- The Motor Vehicles Act, of 1988 regulates the licensing and registration of motor vehicles and drivers.
- The main objectives of the amendment act are to address several issues such as;
- Road Safety.
- Third-party insurance.
- Regulation of taxi aggregators.
- Recall unsafe vehicles.
- Compensation for victims in case of road accidents.
- The Union government has initiated a scheme for cashless treatment of road accident victims during golden hour.
- Golden hour is the period of up to one hour following an accident, during which the likelihood of preventing death through prompt medical care is the highest.
- The act increased the minimum compensation for hit and run cases as;
- In case of death, from Rs 25,000 to two lakh rupees.
- In case of serious injury, from Rs 12,500 to Rs 50,000.
- The Union government has created a Motor Vehicle Accident Fund, to provide compulsory insurance cover to all road users in India. The fund will be utilised for:
- Treatment of persons injured in road accidents during the golden hour.
- Compensate the family of a person who died in an accident.
- Compensate the person injured in a hit-and-run accident.
- The act defines a good samaritan as a person who provides emergency medical or non-medical assistance to a victim at the accident site. The assistance must be;
- In good faith.
- Without the expectation of any reward.
- Good samaritan will not be responsible for any civil or criminal action for any injury to or death of an accident victim caused due to their negligence in assisting the victim.
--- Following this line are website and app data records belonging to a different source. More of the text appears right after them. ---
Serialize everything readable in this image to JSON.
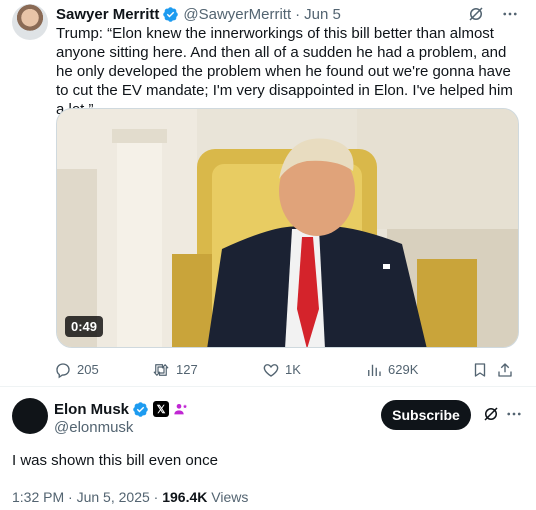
{
  "parent_tweet": {
    "author_name": "Sawyer Merritt",
    "author_handle": "@SawyerMerritt",
    "separator": "·",
    "date": "Jun 5",
    "text": "Trump: “Elon knew the innerworkings of this bill better than almost anyone sitting here. And then all of a sudden he had a problem, and he only developed the problem when he found out we're gonna have to cut the EV mandate; I'm very disappointed in Elon. I've helped him a lot.”",
    "video_duration": "0:49",
    "replies": "205",
    "reposts": "127",
    "likes": "1K",
    "views": "629K"
  },
  "main_tweet": {
    "author_name": "Elon Musk",
    "author_handle": "@elonmusk",
    "subscribe_label": "Subscribe",
    "text": "I was shown this bill even once",
    "time": "1:32 PM",
    "date": "Jun 5, 2025",
    "views_count": "196.4K",
    "views_label": "Views",
    "dot": "·"
  },
  "colors": {
    "verified_blue": "#1d9bf0",
    "muted_text": "#536471",
    "primary_text": "#0f1419",
    "subscribe_bg": "#0f1419",
    "affiliate_pink": "#c026d3"
  },
  "icons": [
    "verified-badge-icon",
    "grok-icon",
    "more-icon",
    "reply-icon",
    "repost-icon",
    "like-icon",
    "views-icon",
    "bookmark-icon",
    "share-icon",
    "x-badge-icon",
    "affiliate-icon"
  ]
}
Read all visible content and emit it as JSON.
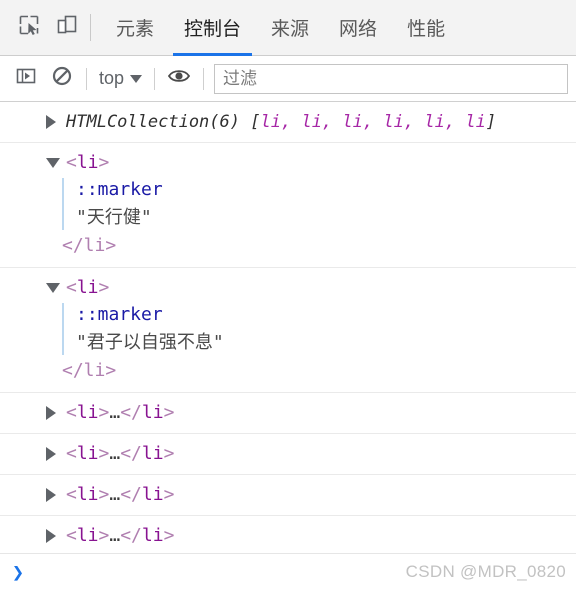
{
  "toolbar": {
    "inspect_icon": "inspect-element-icon",
    "device_icon": "device-toolbar-icon",
    "tabs": [
      {
        "label": "元素",
        "name": "tab-elements",
        "active": false
      },
      {
        "label": "控制台",
        "name": "tab-console",
        "active": true
      },
      {
        "label": "来源",
        "name": "tab-sources",
        "active": false
      },
      {
        "label": "网络",
        "name": "tab-network",
        "active": false
      },
      {
        "label": "性能",
        "name": "tab-performance",
        "active": false
      }
    ],
    "active_tab": "控制台",
    "accent_color": "#1a73e8"
  },
  "filterbar": {
    "sidebar_icon": "console-sidebar-icon",
    "clear_icon": "clear-console-icon",
    "context_value": "top",
    "eye_icon": "live-expression-eye-icon",
    "filter_placeholder": "过滤",
    "filter_value": ""
  },
  "console": {
    "collection": {
      "prefix": "HTMLCollection(6)",
      "bracket_open": " [",
      "items": [
        "li,",
        "li,",
        "li,",
        "li,",
        "li,",
        "li"
      ],
      "bracket_close": "]",
      "expanded": false
    },
    "expanded_nodes": [
      {
        "open_tag_open": "<",
        "tag": "li",
        "open_tag_close": ">",
        "marker": "::marker",
        "text": "\"天行健\"",
        "close_tag": "</li>",
        "expanded": true
      },
      {
        "open_tag_open": "<",
        "tag": "li",
        "open_tag_close": ">",
        "marker": "::marker",
        "text": "\"君子以自强不息\"",
        "close_tag": "</li>",
        "expanded": true
      }
    ],
    "collapsed_nodes": [
      {
        "open": "<",
        "tag": "li",
        "gt": ">",
        "ellipsis": "…",
        "close_open": "</",
        "close_tag": "li",
        "close_gt": ">"
      },
      {
        "open": "<",
        "tag": "li",
        "gt": ">",
        "ellipsis": "…",
        "close_open": "</",
        "close_tag": "li",
        "close_gt": ">"
      },
      {
        "open": "<",
        "tag": "li",
        "gt": ">",
        "ellipsis": "…",
        "close_open": "</",
        "close_tag": "li",
        "close_gt": ">"
      },
      {
        "open": "<",
        "tag": "li",
        "gt": ">",
        "ellipsis": "…",
        "close_open": "</",
        "close_tag": "li",
        "close_gt": ">"
      }
    ]
  },
  "prompt": {
    "chevron": "❯",
    "input_value": ""
  },
  "watermark": {
    "text": "CSDN @MDR_0820"
  },
  "colors": {
    "tagname": "#881391",
    "angle": "#b07fb0",
    "marker": "#1a1aa6",
    "collection_item": "#a626a6",
    "guide_line": "#bcd8f0"
  }
}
- The Union government can order for recall of motor vehicles if a defect in the vehicle may cause damage to the environment, the driver, or other road users.
- Developing a National Transportation Policy, in consultation with state governments. The Policy will:
- Establish a planning framework for road transport.
- Develop a framework for the grant of permits.
- The act provides for a National Road Safety Board, to be created by the central government through a notification. It will advise the central and state governments on all aspects of road safety and traffic management including:
- Standards of motor vehicles.
- Registration and licensing of vehicles.
- Standards for road safety.
- Promotion of new vehicle technology.
- It increased penalties for several offences under the Act.
- The maximum penalty for driving after consuming alcohol or drugs has been increased from Rs 2,000 to Rs 10,000.
- If a vehicle manufacturer fails to comply with motor vehicle standards, the penalty will be up to Rs 100 crore, imprisonment of up to one year, or both.
- With growing urbanisation and rising incomes, the number of motor vehicles in India has been increasing steadily.
- The increased number of vehicles on roads, along with the lack of a coordinated policy has increased the number of road accidents.
- Compliance with seat belts in the rear seat is poor in India. For most people, wearing seat belts is mandatory only for the front seat.
- Sometimes people prefer to sit in the back just to avoid wearing a seat belt.
- Two-wheelers drivers usually don’t wear helmets or wear cricket helmets that offer very little protection in an accident.
- Existence of a large number of agencies at the centre and state with little coordination among them.
- Poor enforcement of traffic laws.
- Policy interventions, technological upgrades, and awareness campaigns can improve road safety and reduce road accidents or death due to the accidents.
- We need to create an institutional framework to bring about systemic changes, instead of routine police drives against people who drive without seat belts or helmets.
- Instead of looking at the examples of the US and Sweden to develop an Indian road safety policy, it would be better to look at Brazil or China since they would be of greater relevance.
- Any measure for improving road safety and traffic management would not be successful unless the menace of corruption is taken care of.